Jason Gill had a knack for beating the odds. Part of that knack came from his curiosity. In a room full of 6th-graders at Fiske Elementary, Jason was the one student whose sheer desire to know drove him out of his seat to get a closer look, to get his hands on the subject matter, to ask questions fearlessly and sincerely.
That desire to know sparked his friendship with me, which led to many good things for him and for students like him. In 1998, Jason was one of four students I took to look for dinosaur remains in Big Bend, Texas, along with a college class from the University of Chicago. The wonder he and the other students experienced during that trip inspired me to create Project Exploration, a science organization that targets students who aren’t academically successful but who are curious and open-minded.
I also took Jason to Perspectives Charter School. I believed he would thrive in a small environment that focused on knowing its students well. Jason was complicated, promising, artistic, frustrating, funny, challenging and curious. He found success there, though not easily, and he changed me and his other teachers in the process.
Thanks to his mind, his teachers and his luck, Jason graduated from Perspectives in 2000, beating the odds that tell us earning a diploma is a goal fewer than half the city’s African-American young men will ever reach. With his desire to learn, college might have been Jason’s next step. But it wasn’t.
Perhaps that had to do with the other way Jason beat the odds, at least for a while. He survived a gunshot wound. Unfortunately, Jason’s luck was tested again on May 3, 2008. That time, the odds beat him; he was shot while standing on his porch, waiting for a family friend to bring back pizza. He died within hours. He was 26 years old.
There were so many things about Jason’s life that were beyond his control, but in spite of it all Jason inspired people to laugh and love and be their best selves. We wish he weren’t dead.
Jason was not a violent person. He expressed himself through his passionate pursuits of drawing and rap. If you saw him on the street, he would flash you the big, sweet smile he inherited from his mother and wish you a blessed day.
But in Woodlawn and later in Back of the Yards, Jason lived in a world where people settle their arguments not with words, but with weapons. According to his family, a relative of Jason’s had gotten into an argument with a gang member the week before. That Saturday night, the man returned in a car, with a gun, looking for trouble. He didn’t find who he was looking for; he found Jason instead.

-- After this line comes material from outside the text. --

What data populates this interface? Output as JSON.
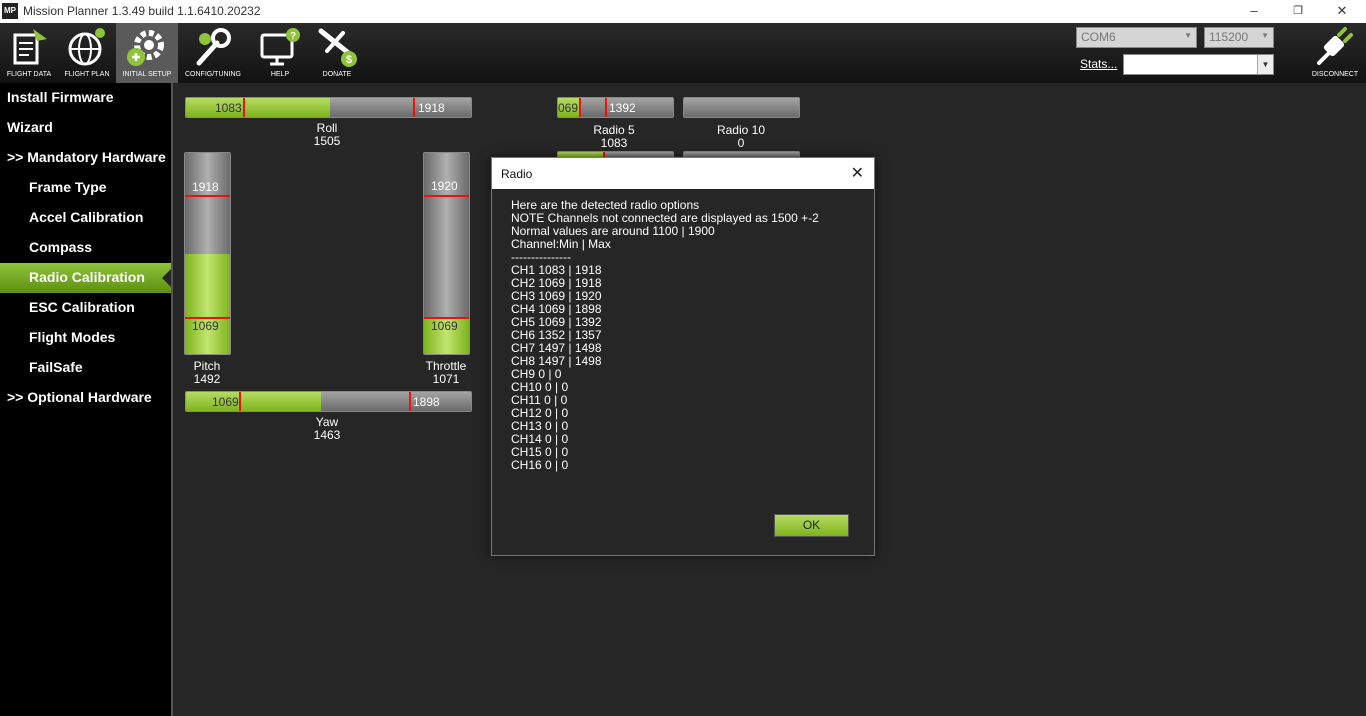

We give thanks for Jason’s life, because he helped spark the creation of an entire organization dedicated to making room for kids like him, kids who get left out or overlooked because they don’t really excel at school. Young people like Jason don’t find success easily, but when they do, they embrace it and shine. Thanks to Jason and his impact on me, more kids like him will have the chance to shine.
Also, thanks to Jason’s testimony before he died, the prime suspect in the case was arrested and is now being held without bail. In a neighborhood where people don’t always trust the police, such quick, effective action is encouraging. However, we want to make sure that young men like Jason can live their lives in peace and safety.
Although Chicago has some of the strictest gun control laws in the nation, guns like the one that killed Jason are still all too common. In Chicago, we can’t wait for Springfield to tighten gun control laws; we need action now. We hope that Chicago Police Department Superintendent Jody Weis will investigate all leads on illegal arms dealers and take steps to stem the tide of illegal guns.
Equally important, our neighborhoods need help to reduce violence. Groups like CeaseFire and Catholic Charities Street Intervention, which defuse petty arguments like the one that led to Jason’s death, need more funding and support. This month, a U.S. Department of Justice-funded study found that CeaseFire has contributed to a reduction in violent incidents in “hotspot” areas where shootings had been frequent.
Putting people on the street who know the neighborhood and are trained to interrupt violence works. How many more times will we leave young men like Jason Gill to play the odds before we have the strength to do what we know is right?
Executive director and co-founder, Project Exploration